Back in my street clothes, I was out the Conan Street door again accompanied by staffers Rona and Karen who just had to visit Rigby, our Cavalier King Charles Spaniel who suffers from attention deprivation disorder if not admired every hour.
The next day I answered a call from EBCH to check on my well-being. My being was well.
A few days later, I received a mailing from EBCH. Expecting it to be a survey, a de rigeur, institutional practice from providers these days, I was instead delighted to find it was a thank-you card signed by Karen, Becky, Nancy, Emily, Traci, Samantha and a seventh member of the team who wrote in prescriptionese.

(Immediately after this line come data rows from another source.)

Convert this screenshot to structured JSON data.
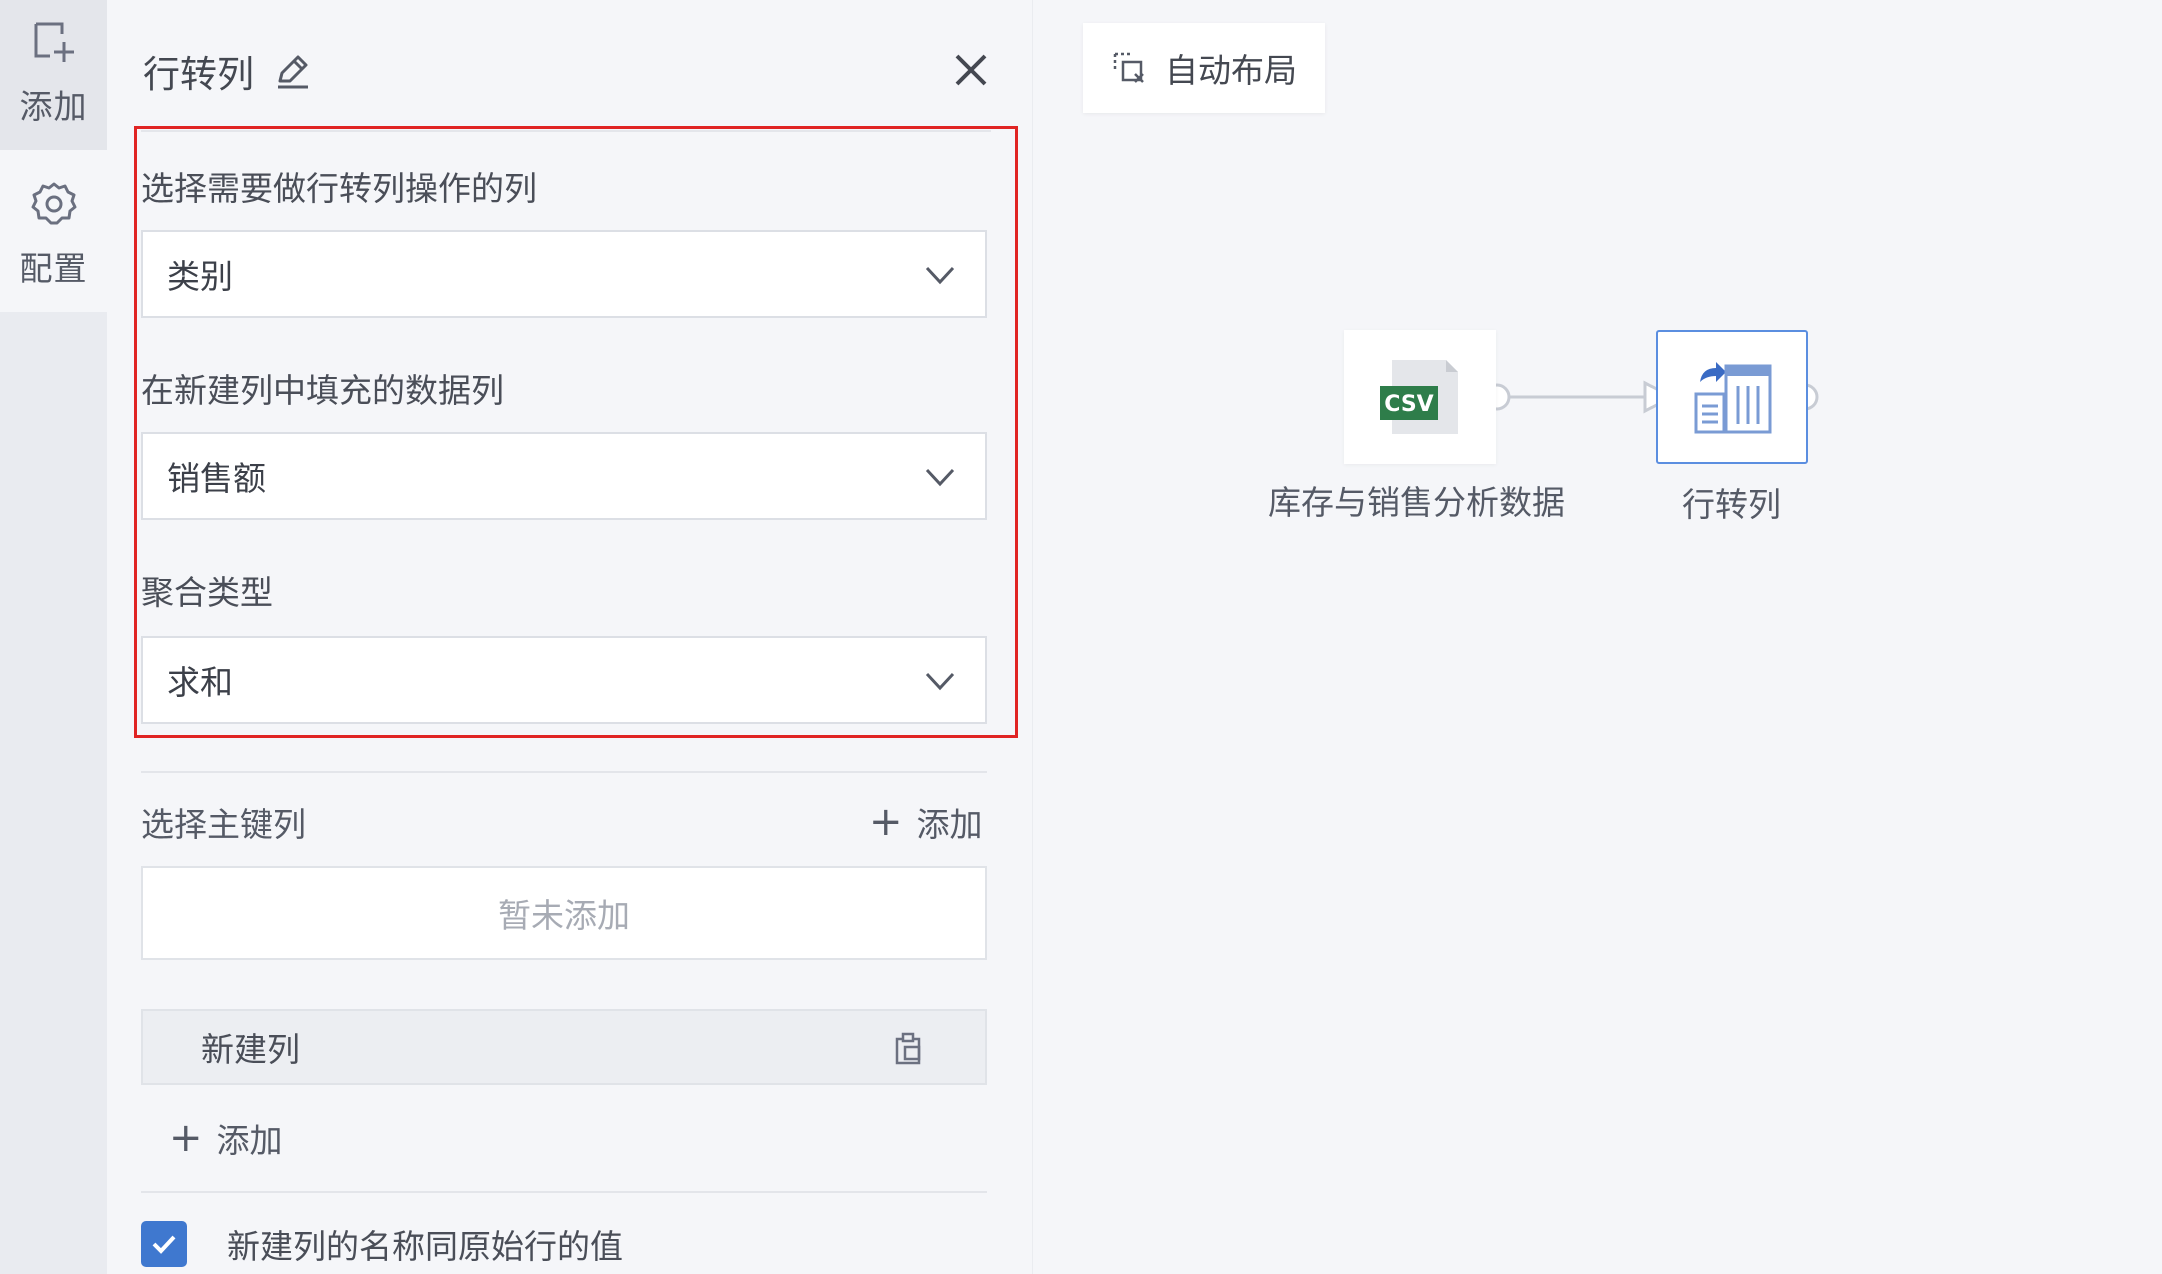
{
  "rail": {
    "add_label": "添加",
    "config_label": "配置",
    "add_icon": "add-node-icon",
    "config_icon": "gear-icon"
  },
  "panel": {
    "title": "行转列",
    "fields": [
      {
        "label": "选择需要做行转列操作的列",
        "value": "类别"
      },
      {
        "label": "在新建列中填充的数据列",
        "value": "销售额"
      },
      {
        "label": "聚合类型",
        "value": "求和"
      }
    ],
    "primary_key": {
      "label": "选择主键列",
      "add_label": "添加",
      "empty_text": "暂未添加"
    },
    "new_column": {
      "label": "新建列",
      "add_label": "添加"
    },
    "checkbox": {
      "label": "新建列的名称同原始行的值",
      "checked": true
    }
  },
  "canvas": {
    "auto_layout_label": "自动布局",
    "nodes": [
      {
        "label": "库存与销售分析数据",
        "badge": "CSV"
      },
      {
        "label": "行转列"
      }
    ]
  },
  "colors": {
    "accent": "#3f78cf",
    "highlight": "#e02424",
    "csv_green": "#2e7d4a",
    "node_blue": "#5b8ee0"
  }
}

The call and the card made me understand why the experience felt the way it did. I was treated as a customer, not merely as a patient.
Medical visits are rarely, in my case never, pleasant despite the universal professionalism by the caring people who have treated me. The visits (even the term “appointments” is a bit ominous) are tedious, accompanied by anxiety, sometimes painful, and disruptive. The staff at EBCH mitigated those negatives by their genuine, courteous, and professional behavior.
The experience really felt like a visit not an appointment. I thank them.
PS I apologize to my friend Joe if this recount borders on plagiarism. Take it more as a seconding of yours.
Doug Luthanen grew up in Ely and graduated from Memorial High School in 1967. He wrote a weekly viewpoint column for the Northwest Arkansas Times for four years and is an occasional contributor to The Ely Echo.